The more I consider your long life-time here in Carlisle PA, the harder I find it to decide your notion of time. What I mean is that because you lead a much less movement-based lifestyle does that mean that you experience time in a different way to human beings. While we humans tend to live very in-the-moment, due mainly to the busy lifestyles that a capitalist society enforces us to take a part in, I wonder if you as a tree live much more out-of-the-moment. Perhaps an entire 24-hour day that we experience, when compared with your experience, is but a brief moment only made relevant by extreme conditions or experiences.



0-22 years old Zacc Dwan:                                       0-80 years old London Plane:
Light.                                                                            S
Cry.                                                                               E
Speak.                                                                          L
Chew.                                                                           F
Ask.                                                                               L
School.                                                                         E
Friends.                                                                       S
Sport.                                                                           S
Injury.                                                                          .

Introducing Earnest


Today I decided to go visit my tree from a purely physical stance, I also decided to name my tree Earnest.
From a distance this tree is fairly impressive, bearing down on us from a height of approximately 40-50ft this giant London Plane tree is a hybrid sharing its genes with the American Sycamore tree. It seems to have grown in a way conducive to the presence of the road and through-traffic, with its two largest and lowest hanging branches stretching parallel to the road. However it definitely has a slight lean over the footpath beneath lending some of its weight to the concrete wall running down West High Street and providing some shelter and protection to pedestrians. Its branches spread in every direction to form a maximum width of roughly 40ft, it looks like a very good tree to climb if I can make it past the first 20ft.

The first thing I noticed about this tree was its inconsistency in texture and color scheme. At the base of the tree the color is a scattered mixture ranging from dark green to light brown, however the texture is by far the most impressive.
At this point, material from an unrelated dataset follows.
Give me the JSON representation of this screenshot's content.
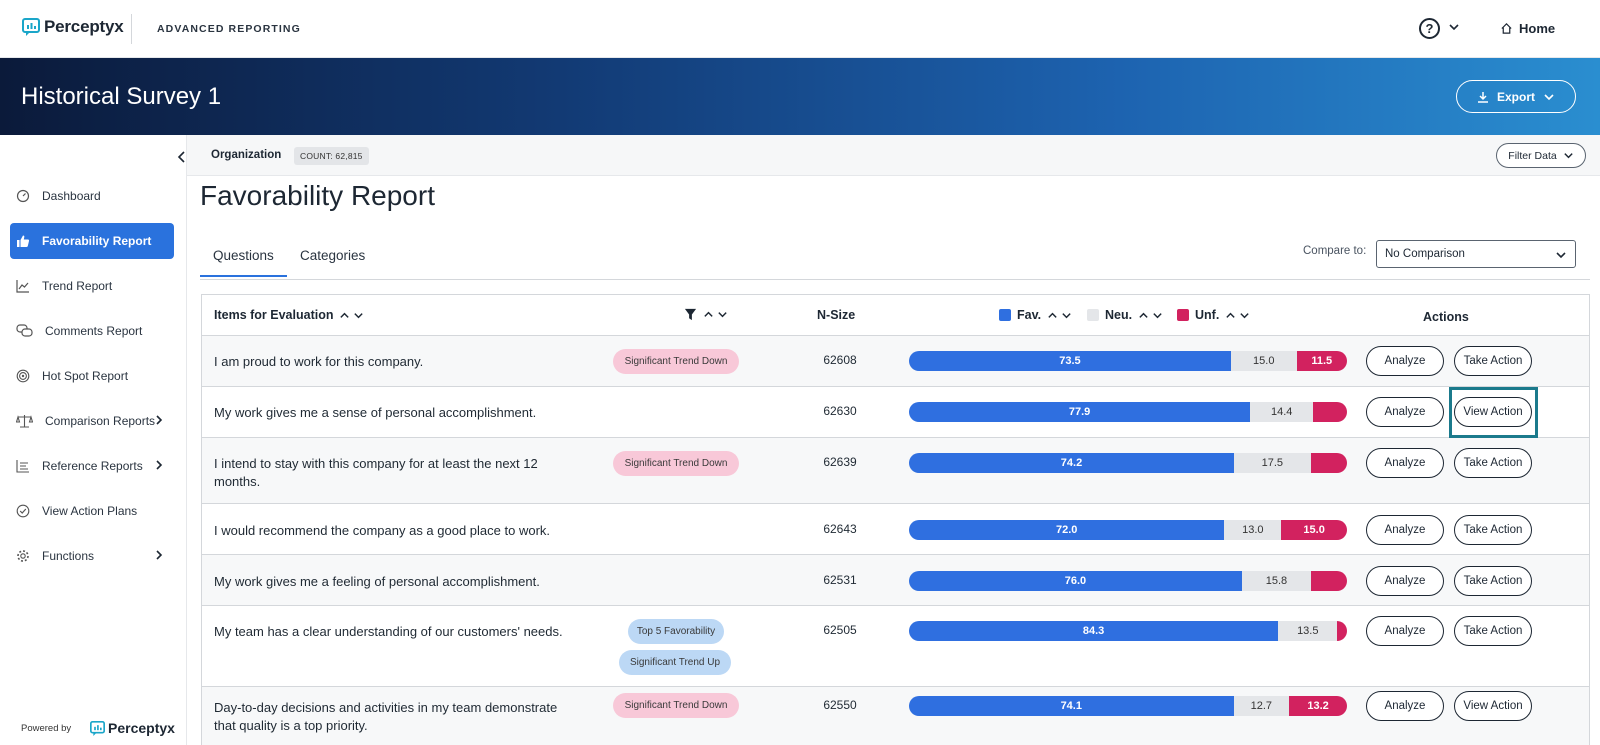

There are hundreds of small pieces of bark peeling off of the tree trunk like a giant snake getting rid of its old scales in preparation for a harsh winter. There a multiple patches of green moss growing near ground level, especially where the tree meets the concrete wall. There are dozens of ball-like knots dotted around the tree trunk up to about head height. They range in size from a golf ball to some as large as a tennis ball.








When I am cold, I shiver

When you are cold, you shed

When I am warm, I sweat

When you are warm, you blossom

When I am wet, I dry

When you are wet, you absorb

When I am tired, I sleep

When you are tired, you droop

When I stumble, I pick myself up

When you stumble, no one is there to help

When I cut myself, I heal

When someone cuts you, you don’t.









In this above photo I feel as though a face can be made out from underneath all the knotted wood-balls.

The higher up my eyes travel the lighter tone my tree takes on. This is due to many factors including that my tree often changes color schemes depending on its environment and the quality of the surrounding air. This particular species is very good at cleaning out toxins and particulate matter that has been absorbed into the atmosphere. According to our own landscapers; that is why in Carlisle these trees should become a priority because as we all know, the average air quality in Carlisle is poor when compared to many other areas in Pennsylvania let alone other states.